The pubs open on Saturday in England, allowing people to mix in confined spaces and potentially transmit COVID-19.
In Friday’s Number 10 briefing, the Chief Medical Officer said
“The biggest risks are when lots of people from completely different households are brought together in close proximity indoors. And whether that’s in a pub or a cricket pavilion that is a high risk activity. And that’s the reason why the really quite onerous social distancing guidelines that are going to cause a significant change to pubs and cause difficulties for many publicans, and we all recognise that, are so essential. There is no doubt these are environments whose principle job it is to bring people together. That’s a great thing to do socially, but it’s also a great thing from the virus’s point of view. And therefore we do have to have a really clear and really disciplined approach to trying to maintain social distancing whilst also enjoying pubs, and this would be true in any other environment”
Which regions of the country are particularly risky? Leicester for a start, where drinking in pubs is banned. Kirklees, Bradford, Blackburn, Rochdale, Rotherham, and Oldham have the next highest cases.
But there are vast swathes of the country that exceed the US Centers for Disease Control threshold for re-opening (10 cases per 100,000 people in a two-week period). While not equivalent, I have used 5 cases per 100,000 people in one week as a cut-off.
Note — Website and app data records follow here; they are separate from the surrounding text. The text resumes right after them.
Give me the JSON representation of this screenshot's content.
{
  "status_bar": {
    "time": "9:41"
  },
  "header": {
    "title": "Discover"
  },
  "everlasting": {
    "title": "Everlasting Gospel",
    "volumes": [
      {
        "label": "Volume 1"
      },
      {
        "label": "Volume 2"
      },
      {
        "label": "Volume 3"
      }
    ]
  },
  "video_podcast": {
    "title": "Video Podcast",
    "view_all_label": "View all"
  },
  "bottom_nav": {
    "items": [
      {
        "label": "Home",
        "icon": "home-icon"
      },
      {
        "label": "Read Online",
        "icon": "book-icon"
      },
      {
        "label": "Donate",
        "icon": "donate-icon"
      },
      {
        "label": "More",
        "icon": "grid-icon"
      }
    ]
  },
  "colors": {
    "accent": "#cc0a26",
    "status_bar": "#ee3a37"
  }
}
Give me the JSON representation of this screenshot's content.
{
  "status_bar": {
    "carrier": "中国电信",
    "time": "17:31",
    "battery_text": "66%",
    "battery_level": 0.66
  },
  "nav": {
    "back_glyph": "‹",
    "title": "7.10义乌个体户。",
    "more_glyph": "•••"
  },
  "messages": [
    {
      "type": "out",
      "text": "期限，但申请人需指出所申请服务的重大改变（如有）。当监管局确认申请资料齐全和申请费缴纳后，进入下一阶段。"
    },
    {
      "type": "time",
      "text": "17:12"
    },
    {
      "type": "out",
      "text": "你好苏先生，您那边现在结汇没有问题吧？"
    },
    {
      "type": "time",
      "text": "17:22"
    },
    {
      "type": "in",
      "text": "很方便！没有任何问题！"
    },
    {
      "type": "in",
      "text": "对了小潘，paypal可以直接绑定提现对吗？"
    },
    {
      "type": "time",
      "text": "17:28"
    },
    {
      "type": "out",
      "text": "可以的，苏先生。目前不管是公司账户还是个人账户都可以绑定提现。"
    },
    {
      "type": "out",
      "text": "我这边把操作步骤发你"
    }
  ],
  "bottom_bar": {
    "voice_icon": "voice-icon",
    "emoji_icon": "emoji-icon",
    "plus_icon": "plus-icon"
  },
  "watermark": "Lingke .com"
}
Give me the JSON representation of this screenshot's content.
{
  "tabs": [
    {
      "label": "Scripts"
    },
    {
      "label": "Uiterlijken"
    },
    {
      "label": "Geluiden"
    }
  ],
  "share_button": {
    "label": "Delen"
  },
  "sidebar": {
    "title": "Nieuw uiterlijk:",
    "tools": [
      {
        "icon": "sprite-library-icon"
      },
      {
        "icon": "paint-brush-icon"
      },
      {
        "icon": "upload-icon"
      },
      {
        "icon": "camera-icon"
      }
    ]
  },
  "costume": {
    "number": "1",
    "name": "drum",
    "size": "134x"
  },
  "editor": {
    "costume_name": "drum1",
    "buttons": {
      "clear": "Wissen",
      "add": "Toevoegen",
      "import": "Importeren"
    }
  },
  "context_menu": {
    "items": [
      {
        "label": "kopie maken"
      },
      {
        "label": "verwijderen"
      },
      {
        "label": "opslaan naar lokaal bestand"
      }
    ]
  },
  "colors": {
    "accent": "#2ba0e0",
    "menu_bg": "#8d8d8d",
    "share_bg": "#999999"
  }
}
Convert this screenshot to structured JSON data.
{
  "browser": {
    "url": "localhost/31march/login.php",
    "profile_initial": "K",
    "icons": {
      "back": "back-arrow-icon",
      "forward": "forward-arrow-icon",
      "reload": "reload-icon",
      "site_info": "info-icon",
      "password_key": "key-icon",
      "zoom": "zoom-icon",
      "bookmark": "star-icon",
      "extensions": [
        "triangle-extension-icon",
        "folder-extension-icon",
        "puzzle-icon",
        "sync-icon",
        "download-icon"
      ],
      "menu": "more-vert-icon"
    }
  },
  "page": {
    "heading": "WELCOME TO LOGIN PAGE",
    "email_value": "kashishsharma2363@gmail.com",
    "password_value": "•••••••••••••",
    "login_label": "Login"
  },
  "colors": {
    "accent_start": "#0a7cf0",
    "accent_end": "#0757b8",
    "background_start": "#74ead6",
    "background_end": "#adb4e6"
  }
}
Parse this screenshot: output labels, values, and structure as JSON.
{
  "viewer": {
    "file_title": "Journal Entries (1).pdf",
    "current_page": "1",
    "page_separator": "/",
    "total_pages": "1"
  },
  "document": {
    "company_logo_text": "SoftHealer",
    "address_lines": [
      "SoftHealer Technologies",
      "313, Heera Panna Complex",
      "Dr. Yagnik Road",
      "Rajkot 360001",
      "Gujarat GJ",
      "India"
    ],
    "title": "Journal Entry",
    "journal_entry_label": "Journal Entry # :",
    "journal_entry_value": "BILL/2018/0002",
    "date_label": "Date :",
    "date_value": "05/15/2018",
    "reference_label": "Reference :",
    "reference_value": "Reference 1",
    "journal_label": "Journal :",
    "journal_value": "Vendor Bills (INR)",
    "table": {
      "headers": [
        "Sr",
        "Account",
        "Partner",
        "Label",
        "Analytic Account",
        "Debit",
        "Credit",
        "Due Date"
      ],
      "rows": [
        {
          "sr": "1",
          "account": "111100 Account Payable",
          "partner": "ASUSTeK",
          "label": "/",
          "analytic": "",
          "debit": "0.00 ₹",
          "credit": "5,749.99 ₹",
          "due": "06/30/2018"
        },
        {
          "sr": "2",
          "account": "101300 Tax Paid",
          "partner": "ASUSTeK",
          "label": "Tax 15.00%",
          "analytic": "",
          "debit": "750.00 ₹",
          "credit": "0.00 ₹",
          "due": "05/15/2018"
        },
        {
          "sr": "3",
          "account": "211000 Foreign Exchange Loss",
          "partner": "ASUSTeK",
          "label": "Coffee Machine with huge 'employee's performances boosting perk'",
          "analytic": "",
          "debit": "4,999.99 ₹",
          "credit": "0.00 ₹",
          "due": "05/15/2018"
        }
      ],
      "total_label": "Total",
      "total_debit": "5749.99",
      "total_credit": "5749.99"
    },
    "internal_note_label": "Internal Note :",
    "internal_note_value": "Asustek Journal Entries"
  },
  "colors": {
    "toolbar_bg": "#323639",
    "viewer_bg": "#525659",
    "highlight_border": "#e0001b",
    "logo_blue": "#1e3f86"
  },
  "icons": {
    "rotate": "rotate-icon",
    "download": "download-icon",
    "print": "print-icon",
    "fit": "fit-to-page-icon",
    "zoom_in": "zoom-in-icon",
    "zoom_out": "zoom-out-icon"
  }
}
I have analyzed the latest Public Health England data to work out which parts of the country exceed these thresholds and plotted them on the map below.
This of course does not mean that other parts of the country are risk-free.
This article was updated on 4 July with the latest data for PHE specimen date for the week to 3 July 2020 inclusive.